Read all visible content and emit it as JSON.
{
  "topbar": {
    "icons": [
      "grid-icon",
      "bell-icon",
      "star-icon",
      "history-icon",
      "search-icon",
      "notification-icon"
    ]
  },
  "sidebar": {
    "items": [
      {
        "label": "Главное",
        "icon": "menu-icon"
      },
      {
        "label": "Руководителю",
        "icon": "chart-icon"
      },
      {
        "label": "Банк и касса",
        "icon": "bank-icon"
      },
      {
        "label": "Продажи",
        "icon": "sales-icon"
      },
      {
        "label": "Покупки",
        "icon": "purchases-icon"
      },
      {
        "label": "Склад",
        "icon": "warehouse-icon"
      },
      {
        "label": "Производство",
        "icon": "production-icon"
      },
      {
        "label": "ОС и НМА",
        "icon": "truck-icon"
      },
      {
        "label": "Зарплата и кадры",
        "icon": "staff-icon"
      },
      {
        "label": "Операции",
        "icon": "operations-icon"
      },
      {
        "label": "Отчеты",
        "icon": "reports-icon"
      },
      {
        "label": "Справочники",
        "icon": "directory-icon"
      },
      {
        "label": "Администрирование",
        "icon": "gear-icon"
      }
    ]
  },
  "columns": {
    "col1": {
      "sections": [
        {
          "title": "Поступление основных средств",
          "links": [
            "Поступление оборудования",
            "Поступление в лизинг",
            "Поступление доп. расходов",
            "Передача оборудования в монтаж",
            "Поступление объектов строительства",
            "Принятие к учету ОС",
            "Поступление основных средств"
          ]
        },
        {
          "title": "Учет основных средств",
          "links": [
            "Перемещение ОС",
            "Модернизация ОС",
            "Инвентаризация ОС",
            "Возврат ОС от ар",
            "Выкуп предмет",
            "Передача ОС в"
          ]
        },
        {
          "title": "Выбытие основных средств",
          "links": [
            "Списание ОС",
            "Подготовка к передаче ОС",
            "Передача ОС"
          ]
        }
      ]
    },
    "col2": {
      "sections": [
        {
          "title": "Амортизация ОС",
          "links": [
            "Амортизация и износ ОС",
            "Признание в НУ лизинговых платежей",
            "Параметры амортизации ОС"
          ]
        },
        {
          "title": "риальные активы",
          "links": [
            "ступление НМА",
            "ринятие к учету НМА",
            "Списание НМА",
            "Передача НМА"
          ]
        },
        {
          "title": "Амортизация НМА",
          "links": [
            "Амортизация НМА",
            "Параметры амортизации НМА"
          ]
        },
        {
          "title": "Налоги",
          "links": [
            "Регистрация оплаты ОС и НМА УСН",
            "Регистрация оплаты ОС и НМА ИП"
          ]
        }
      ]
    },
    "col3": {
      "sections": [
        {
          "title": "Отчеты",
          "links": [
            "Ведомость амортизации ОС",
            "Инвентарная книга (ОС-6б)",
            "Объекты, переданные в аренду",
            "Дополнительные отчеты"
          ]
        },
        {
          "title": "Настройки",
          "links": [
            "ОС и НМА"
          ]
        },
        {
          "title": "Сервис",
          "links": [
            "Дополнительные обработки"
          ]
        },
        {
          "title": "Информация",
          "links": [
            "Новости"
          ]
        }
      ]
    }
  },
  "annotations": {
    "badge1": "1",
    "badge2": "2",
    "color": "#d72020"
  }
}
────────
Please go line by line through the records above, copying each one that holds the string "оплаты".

            "Регистрация оплаты ОС и НМА УСН",
            "Регистрация оплаты ОС и НМА ИП"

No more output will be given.